The researchers believe that the process could be the first step towards producing products, such as flat-pack furniture, which could assume its final shape with the help of a heat gun.
Created using an inexpensive 3D printer, the plastic items that include a rose, a boat and a bunny, are assembled by taking advantage of the warpage that can occur after printing. While warpage is typically considered a defect, the Morphing Matter Lab has turned it into an advantage.
The process has been named Thermorph.
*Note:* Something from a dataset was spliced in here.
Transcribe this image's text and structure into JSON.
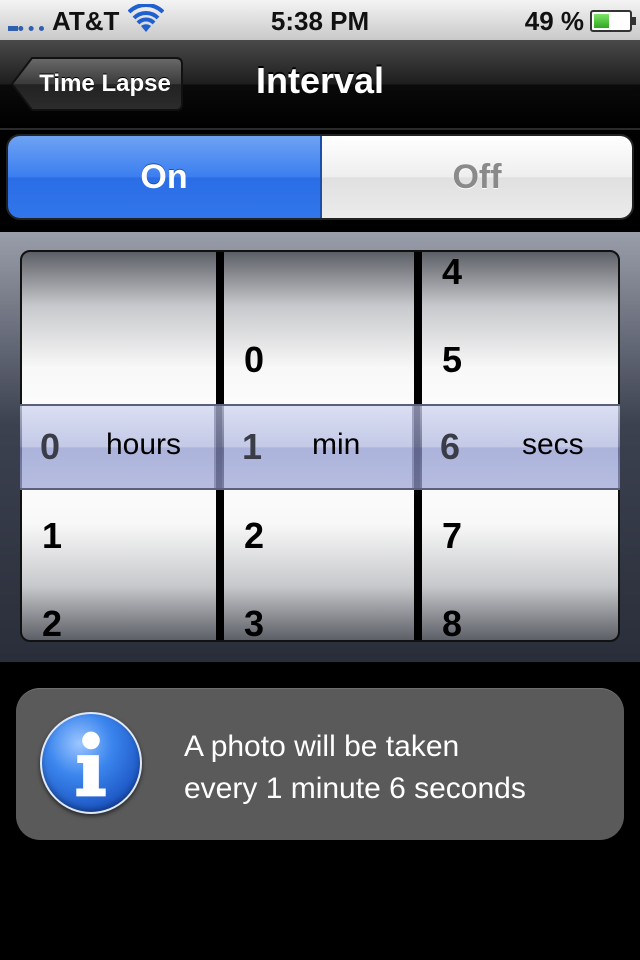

It uses an FDM printer, which works by laying down a continuous filament of melted thermoplastic.
These materials contain residual stress and, as the material cools and the stress is relieved, the thermoplastic tends to contract, which can sometimes result in warped edges and surfaces.
By varying the speed at which the filament is deposited and combining warp-prone materials with rubber-like materials that resist contracture, the team were able to precisely control the process.
"Though we used a 3D printer with standard hardware, we replaced the machine's open source software with our own code that automatically calculates the print speed and patterns necessary to achieve particular folding angles," said the research team.
"The software is based on new curve-folding theory representing banding motions of curved area," they continued.
The objects emerge from the 3D printer as flat, hard plastic, but when they are placed in hot water the folding process is triggered.
The researchers believe that the technology could also be used to print larger self-folding structures such as chairs, boats, satellites or even emergency shelters that could be shipped flat and folded into shape under the warmth of the sun.
"Through an interactive, end-to-end design system, we wanted to see how self-assembly could be made more democratic," the team concluded.
Led by Lining Yao, assistant professor in the Human-Computer Interaction Institute and director of the Morphing Matter Lab, the group's research was presented at the Conference on Human Factors in Computing Systems earlier this week in Montreal.
Other researchers to explore self-folding technologies include MIT Media Lab's Tangible Media Group, whose Aeromorph inflatables fold themselves from flat sheets into complex origami. Meanwhile, another group of researchers at MIT created a new material called Active Auxetic that expands and contracts when exposed to different temperatures.